Magpies duo Sammy Ameobi and Paul Dummett have teamed up to help local youngsters transform an area of Newcastle's West End as part of the Newcastle United Foundation's fifth anniversary celebrations.
The Tyneside-born stars got stuck into gardening and painting duties at Burnside Community Hub and Café in West Denton alongside 16 and 17 year-olds taking part in the National Citizen Service (NCS), a government-backed national service scheme which is being delivered locally by the Club's official registered charity.
NCS is a once-in-a-lifetime opportunity which gives thousands of 16 and 17 year-olds in England the chance to build skills for work and life, while meeting new friends and taking on new challenges in the local community.
As part of the scheme, the Newcastle United Foundation, which uses the power of football to engage with and improve the lives of 47,000 young people and families each year, has helped the youngsters to set up their own makeover project - as well as organising a little help from their United heroes.

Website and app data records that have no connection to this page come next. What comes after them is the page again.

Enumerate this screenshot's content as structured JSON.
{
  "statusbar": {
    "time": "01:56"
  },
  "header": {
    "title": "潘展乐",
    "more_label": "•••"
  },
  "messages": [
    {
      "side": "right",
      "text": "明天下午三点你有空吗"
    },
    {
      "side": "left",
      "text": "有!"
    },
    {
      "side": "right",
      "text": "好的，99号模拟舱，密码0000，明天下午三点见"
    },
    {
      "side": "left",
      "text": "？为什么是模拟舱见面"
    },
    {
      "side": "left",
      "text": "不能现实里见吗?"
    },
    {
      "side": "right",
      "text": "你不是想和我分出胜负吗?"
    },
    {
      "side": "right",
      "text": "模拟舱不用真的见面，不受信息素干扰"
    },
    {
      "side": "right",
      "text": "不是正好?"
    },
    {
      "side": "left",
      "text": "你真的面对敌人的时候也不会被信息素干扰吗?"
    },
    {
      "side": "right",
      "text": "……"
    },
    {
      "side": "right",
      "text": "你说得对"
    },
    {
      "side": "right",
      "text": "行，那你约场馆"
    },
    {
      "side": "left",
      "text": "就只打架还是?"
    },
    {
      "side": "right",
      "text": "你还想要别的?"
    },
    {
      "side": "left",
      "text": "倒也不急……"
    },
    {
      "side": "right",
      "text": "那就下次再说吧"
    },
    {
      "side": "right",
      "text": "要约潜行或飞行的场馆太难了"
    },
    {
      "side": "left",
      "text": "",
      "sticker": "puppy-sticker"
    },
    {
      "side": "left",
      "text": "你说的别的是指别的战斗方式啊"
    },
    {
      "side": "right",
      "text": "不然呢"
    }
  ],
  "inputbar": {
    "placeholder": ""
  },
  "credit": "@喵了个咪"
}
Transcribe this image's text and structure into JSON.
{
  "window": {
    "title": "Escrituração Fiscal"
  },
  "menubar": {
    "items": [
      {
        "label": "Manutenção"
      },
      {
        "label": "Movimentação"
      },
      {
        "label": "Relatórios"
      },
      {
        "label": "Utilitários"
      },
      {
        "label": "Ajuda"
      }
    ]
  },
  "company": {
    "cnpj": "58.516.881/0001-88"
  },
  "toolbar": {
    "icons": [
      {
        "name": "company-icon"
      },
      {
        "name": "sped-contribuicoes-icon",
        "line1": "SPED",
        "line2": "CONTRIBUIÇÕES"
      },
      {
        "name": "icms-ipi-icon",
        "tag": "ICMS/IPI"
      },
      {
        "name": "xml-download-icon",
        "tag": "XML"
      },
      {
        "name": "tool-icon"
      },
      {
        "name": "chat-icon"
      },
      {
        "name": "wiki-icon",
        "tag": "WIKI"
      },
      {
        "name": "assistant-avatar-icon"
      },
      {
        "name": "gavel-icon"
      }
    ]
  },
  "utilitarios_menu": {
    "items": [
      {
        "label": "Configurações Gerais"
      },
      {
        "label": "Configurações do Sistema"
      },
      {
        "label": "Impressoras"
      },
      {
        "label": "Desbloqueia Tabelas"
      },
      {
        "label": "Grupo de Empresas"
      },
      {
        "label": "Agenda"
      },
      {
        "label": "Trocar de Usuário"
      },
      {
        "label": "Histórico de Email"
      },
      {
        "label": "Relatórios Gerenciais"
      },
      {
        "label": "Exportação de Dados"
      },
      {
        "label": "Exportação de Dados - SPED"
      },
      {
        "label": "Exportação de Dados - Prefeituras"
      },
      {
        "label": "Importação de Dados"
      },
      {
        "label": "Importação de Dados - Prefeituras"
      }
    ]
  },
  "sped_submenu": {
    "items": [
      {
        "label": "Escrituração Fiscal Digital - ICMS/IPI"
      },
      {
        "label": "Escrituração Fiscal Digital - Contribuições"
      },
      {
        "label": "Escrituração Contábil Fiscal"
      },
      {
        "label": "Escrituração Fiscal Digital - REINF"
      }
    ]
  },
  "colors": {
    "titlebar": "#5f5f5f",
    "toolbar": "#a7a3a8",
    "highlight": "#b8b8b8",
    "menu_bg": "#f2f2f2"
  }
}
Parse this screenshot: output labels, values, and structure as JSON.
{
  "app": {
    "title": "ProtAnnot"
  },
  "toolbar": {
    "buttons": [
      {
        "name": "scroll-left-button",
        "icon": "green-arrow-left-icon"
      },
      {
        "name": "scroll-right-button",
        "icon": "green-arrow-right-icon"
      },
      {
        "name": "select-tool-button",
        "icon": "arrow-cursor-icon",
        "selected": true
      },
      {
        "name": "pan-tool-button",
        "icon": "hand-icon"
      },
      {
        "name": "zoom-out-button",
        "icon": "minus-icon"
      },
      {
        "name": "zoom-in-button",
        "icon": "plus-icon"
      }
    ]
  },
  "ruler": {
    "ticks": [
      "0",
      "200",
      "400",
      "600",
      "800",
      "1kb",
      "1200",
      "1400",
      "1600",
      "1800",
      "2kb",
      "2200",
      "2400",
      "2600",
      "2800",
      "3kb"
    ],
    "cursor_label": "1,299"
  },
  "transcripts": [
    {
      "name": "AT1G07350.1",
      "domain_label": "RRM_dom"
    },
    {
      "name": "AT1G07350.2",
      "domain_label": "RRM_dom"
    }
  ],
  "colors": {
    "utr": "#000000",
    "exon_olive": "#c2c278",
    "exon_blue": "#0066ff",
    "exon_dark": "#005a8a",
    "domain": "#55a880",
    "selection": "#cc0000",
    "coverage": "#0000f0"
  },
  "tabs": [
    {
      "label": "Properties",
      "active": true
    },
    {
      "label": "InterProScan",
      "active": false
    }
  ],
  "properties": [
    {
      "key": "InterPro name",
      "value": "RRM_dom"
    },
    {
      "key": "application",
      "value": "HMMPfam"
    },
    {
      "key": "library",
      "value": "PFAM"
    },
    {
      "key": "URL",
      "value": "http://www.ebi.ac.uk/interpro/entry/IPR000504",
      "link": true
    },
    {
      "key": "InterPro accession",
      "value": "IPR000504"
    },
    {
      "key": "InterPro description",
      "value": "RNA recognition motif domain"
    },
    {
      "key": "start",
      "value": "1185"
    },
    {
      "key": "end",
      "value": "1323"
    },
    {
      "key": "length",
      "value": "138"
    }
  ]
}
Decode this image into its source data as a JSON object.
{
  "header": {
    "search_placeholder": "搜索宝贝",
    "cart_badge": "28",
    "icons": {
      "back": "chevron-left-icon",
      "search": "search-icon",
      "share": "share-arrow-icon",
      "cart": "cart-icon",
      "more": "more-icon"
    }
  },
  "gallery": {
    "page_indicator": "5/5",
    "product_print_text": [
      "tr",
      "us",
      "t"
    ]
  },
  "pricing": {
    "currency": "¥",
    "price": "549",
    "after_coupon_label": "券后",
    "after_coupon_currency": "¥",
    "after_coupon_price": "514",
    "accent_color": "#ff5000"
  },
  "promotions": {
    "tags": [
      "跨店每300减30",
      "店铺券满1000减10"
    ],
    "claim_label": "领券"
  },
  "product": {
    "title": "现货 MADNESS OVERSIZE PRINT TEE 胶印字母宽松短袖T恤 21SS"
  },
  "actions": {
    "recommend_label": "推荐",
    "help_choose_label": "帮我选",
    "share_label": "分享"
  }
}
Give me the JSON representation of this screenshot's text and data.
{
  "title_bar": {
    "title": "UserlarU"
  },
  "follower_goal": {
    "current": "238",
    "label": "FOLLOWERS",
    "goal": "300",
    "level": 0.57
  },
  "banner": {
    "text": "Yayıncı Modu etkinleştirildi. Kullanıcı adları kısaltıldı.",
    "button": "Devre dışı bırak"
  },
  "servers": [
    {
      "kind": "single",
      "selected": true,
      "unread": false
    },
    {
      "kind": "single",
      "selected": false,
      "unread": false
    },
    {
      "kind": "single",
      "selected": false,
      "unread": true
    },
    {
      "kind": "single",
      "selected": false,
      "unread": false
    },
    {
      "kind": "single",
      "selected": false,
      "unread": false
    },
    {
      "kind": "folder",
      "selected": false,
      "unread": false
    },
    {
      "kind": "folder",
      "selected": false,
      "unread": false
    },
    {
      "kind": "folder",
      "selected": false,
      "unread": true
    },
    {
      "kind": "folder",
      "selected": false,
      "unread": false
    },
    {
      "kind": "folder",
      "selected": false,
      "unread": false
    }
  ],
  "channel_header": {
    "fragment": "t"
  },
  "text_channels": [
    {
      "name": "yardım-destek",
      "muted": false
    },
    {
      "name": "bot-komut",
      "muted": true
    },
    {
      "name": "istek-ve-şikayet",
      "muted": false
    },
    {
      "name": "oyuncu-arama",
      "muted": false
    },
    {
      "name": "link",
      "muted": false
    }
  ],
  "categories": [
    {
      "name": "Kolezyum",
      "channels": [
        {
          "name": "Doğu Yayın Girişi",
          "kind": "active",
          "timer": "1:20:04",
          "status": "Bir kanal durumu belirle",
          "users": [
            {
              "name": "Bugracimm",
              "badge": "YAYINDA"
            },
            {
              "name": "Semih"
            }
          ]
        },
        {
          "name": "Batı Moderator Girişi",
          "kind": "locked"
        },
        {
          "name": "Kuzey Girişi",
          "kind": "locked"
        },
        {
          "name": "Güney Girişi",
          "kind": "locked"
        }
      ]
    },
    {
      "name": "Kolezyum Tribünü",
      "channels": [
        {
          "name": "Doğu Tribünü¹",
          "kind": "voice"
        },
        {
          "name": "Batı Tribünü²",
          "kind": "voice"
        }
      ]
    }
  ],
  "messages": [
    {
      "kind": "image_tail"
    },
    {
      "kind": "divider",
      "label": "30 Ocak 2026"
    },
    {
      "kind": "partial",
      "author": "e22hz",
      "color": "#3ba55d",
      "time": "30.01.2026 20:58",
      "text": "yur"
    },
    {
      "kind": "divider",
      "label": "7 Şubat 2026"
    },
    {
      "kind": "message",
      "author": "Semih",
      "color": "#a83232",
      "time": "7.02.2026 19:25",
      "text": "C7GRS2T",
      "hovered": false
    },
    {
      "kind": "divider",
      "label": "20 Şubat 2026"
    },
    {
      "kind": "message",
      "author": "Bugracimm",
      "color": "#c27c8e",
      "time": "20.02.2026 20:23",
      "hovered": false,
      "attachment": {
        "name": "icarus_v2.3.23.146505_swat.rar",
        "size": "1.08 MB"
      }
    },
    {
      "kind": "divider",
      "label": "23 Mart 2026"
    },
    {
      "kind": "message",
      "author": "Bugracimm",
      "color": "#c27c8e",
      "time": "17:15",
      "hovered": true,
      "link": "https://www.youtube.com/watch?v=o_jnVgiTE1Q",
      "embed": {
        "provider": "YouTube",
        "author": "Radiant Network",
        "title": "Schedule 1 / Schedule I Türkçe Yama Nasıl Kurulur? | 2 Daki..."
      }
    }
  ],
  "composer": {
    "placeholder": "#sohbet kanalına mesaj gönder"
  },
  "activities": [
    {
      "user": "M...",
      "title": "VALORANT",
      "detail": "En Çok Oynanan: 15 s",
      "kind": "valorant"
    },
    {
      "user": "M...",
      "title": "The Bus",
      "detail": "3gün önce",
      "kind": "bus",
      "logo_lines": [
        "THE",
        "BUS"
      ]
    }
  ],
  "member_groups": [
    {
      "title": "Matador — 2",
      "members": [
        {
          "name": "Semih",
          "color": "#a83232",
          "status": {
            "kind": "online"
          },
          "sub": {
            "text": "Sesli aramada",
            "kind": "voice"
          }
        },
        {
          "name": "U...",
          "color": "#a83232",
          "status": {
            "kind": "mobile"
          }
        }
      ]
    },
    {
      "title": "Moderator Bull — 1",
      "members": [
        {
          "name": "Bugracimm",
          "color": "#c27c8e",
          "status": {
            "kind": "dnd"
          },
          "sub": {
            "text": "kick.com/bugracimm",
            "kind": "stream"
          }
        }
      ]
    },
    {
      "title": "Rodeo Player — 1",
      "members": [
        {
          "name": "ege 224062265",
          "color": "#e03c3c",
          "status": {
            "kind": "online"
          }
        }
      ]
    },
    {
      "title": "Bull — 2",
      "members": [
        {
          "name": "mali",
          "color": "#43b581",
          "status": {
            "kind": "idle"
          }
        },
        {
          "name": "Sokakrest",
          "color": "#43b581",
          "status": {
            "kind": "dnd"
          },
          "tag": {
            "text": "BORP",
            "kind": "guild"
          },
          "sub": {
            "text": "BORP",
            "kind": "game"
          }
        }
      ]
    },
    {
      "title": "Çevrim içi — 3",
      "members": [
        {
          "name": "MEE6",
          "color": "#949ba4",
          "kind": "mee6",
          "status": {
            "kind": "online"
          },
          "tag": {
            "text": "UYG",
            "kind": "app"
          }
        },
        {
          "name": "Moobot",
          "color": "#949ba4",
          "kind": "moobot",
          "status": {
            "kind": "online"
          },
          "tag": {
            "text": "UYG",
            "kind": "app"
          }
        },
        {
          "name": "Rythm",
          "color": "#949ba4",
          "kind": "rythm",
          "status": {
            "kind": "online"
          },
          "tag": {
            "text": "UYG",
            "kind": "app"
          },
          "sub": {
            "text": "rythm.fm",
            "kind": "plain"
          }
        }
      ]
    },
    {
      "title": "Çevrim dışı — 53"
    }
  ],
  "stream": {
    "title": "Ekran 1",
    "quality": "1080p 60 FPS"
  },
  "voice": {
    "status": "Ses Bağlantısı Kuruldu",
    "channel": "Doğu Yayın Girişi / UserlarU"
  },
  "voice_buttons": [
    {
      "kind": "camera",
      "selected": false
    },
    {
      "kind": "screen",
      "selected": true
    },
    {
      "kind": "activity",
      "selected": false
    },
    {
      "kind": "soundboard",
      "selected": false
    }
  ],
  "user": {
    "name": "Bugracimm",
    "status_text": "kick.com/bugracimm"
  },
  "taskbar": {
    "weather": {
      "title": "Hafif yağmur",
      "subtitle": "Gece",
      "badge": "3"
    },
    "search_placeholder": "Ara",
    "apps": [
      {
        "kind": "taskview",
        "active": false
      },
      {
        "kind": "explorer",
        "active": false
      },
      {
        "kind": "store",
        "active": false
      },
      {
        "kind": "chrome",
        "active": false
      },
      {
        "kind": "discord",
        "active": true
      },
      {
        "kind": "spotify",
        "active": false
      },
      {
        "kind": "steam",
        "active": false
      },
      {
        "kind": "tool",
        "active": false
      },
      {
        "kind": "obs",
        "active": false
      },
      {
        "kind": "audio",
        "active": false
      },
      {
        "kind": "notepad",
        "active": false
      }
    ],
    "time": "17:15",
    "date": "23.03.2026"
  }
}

Sammy Ameobi, who helped to paint the Hub's exterior before planting shrubs, said: "It's massively important for players to get involved with projects like this.
"I'm from the West End and the area I lived in wasn't that great so it's good to see people making a difference and making the place look great for the whole community.
"These kids are doing something really positive, making a difference and getting to know each other too. The Foundation is doing amazing things in Newcastle and we're proud to play a part."
Steve Mack, senior projects coordinator for the Newcastle United Foundation, said: "People often see just the football side of Newcastle United but the Foundation is showing the region that that we are making things happen where it matters - in communities like this.
"The participants didn't know each other before they joined but they've got really stuck in with a range of activities, including adventure training, work such as murals and urban art and social action activities like today which are helping West Denton.
"It's great to get the players involved. When the children realised Sammy and Paul were coming - two local lads - they were over the moon and it's great to see the lads getting stuck in."
Cassam Azam, one of the NCS participants from Newcastle, said: "It was good to get involved with the players, especially teaching Sammy how to do things like the plants.
"When you read about the project, it might be hard to understand it so the players could see what we have been doing and how it's helping the community.
"NCS has increased my confidence lots. I was quiet when I first came. I didn't think too much about doing the course but I was really bored during the summer and I thought I'd have a go. I didn't know anybody but I started to make friends and I've really enjoyed it."
The NCS participants will have their achievements acknowledged by taking part in a special graduation ceremony at United's St. James' Park stadium on Thursday 15th August, where each will receive a certificate signed by Prime Minister David Cameron.
The Newcastle United Foundation was founded in August 2008 and has since raised more than £4m, which has been reinvested directly into community sports, health and educational projects which have reached a staggering 139,000 children, young people and families. It now employs 30 full time staff alongside a further 30 sessional coaches.
To find out more about the Newcastle United Foundation and how it is working with communities across the region, visit www.nufc.co.uk/foundation or contact Kate Bradley, head of the Newcastle United Foundation, via 07825 890782 or email@example.com.